[[ RECORDED INFORMATION, beginning ]]

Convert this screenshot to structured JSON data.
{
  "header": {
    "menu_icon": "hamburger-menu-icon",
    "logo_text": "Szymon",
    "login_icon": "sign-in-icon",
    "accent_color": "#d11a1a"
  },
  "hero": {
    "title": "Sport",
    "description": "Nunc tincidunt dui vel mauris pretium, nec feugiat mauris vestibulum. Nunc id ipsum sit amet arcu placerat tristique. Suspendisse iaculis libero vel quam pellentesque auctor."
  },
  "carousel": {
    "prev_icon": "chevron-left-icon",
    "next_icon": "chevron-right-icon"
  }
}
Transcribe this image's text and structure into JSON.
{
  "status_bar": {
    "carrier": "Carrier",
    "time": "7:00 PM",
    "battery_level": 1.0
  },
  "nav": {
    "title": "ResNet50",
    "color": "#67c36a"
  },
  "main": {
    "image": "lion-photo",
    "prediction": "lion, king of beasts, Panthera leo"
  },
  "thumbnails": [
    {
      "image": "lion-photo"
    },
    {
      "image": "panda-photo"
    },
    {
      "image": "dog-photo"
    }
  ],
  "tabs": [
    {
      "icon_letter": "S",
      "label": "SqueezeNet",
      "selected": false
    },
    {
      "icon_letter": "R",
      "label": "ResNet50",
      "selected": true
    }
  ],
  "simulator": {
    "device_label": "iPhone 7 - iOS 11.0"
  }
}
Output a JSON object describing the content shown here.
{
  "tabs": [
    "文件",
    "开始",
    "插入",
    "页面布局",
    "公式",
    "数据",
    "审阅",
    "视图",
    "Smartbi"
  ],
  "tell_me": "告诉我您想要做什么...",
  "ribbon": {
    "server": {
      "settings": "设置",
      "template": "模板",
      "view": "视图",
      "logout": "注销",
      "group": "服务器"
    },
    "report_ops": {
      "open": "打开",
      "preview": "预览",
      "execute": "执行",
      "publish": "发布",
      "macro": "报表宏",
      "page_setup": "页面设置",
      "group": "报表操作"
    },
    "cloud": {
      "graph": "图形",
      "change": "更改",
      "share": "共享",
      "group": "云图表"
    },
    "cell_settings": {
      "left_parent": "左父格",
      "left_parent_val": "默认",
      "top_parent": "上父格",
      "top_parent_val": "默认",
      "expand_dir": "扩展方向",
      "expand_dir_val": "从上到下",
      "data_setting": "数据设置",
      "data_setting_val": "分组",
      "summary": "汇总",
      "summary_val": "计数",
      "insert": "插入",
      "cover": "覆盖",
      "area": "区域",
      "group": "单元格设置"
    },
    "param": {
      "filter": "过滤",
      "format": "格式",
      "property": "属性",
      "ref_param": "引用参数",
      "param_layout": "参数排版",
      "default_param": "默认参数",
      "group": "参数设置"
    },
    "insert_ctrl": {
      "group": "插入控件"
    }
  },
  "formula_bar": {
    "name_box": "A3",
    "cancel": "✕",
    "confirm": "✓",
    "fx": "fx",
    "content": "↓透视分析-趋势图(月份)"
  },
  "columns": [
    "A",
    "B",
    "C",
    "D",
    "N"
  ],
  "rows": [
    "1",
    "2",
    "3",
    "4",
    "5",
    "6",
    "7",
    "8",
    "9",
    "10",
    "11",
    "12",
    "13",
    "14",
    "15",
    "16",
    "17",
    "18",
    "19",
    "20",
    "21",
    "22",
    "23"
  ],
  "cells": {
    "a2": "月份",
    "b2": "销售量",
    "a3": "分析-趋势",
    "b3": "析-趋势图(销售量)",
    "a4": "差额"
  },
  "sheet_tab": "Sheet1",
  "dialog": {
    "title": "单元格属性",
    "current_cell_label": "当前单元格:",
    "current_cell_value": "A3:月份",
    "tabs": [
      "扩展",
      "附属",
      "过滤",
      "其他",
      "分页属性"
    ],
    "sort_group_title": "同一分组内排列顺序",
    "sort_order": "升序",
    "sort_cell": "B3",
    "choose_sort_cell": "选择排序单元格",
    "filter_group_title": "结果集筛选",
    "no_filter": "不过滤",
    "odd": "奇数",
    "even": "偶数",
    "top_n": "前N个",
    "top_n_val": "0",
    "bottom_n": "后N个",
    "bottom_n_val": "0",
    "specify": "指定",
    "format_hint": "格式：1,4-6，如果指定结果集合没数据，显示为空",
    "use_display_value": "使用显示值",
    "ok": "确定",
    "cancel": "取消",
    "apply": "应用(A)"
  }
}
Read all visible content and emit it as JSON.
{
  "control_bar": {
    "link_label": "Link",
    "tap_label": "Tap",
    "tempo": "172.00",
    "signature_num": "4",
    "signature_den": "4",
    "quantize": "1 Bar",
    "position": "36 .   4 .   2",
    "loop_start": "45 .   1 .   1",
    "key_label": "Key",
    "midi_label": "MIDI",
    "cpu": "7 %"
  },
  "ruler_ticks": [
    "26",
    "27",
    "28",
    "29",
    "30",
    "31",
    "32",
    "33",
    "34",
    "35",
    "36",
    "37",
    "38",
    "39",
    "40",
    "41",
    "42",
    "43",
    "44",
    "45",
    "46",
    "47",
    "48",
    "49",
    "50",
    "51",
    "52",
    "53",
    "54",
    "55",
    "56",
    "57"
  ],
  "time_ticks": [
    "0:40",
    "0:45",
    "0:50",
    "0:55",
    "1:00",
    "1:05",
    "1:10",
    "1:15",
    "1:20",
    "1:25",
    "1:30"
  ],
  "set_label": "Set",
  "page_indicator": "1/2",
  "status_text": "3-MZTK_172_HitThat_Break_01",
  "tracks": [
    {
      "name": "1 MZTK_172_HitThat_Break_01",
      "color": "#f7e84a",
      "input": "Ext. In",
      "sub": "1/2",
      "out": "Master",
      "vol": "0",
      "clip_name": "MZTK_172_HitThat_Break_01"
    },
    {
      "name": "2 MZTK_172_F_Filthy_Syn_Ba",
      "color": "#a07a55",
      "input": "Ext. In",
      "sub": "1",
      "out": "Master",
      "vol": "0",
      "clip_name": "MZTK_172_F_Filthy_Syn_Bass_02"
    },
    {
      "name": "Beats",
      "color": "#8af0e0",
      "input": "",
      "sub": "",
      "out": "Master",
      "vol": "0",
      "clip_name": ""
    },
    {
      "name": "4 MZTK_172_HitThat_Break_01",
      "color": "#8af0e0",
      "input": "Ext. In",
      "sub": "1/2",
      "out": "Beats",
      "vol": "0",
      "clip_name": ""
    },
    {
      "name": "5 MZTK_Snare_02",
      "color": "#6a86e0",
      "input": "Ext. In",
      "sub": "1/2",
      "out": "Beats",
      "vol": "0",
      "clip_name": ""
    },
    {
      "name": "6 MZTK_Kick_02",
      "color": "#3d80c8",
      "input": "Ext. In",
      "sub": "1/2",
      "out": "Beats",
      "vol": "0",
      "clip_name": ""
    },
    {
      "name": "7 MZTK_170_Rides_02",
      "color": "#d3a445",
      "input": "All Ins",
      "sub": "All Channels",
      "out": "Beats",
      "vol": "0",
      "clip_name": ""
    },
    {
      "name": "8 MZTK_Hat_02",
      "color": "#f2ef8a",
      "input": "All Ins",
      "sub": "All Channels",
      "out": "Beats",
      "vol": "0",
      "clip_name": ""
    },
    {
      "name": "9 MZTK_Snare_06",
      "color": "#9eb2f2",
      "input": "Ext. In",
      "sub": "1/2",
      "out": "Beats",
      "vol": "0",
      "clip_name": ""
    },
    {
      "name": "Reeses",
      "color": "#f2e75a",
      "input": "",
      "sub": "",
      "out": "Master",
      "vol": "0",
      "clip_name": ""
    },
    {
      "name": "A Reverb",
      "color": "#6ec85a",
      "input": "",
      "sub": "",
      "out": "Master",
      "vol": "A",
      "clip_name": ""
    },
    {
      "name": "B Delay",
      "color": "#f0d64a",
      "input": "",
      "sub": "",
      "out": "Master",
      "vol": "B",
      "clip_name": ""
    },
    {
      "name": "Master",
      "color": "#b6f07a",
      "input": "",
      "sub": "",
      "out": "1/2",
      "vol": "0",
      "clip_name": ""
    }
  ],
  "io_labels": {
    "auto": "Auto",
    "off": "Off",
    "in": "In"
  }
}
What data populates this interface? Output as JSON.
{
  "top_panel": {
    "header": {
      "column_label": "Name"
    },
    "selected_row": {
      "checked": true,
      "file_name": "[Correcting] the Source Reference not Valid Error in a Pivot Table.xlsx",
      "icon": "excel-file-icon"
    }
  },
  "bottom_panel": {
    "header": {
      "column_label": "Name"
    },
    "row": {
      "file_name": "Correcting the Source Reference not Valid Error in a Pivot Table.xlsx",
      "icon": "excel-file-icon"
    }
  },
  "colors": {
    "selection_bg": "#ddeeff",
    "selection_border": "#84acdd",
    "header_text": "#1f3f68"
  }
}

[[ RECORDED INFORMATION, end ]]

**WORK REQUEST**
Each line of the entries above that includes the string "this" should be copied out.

**ANSWER TO THE PROBLEM**
Convert this screenshot to structured JSON data.
Transcribe this image's text and structure into JSON.
What data populates this interface? Output as JSON.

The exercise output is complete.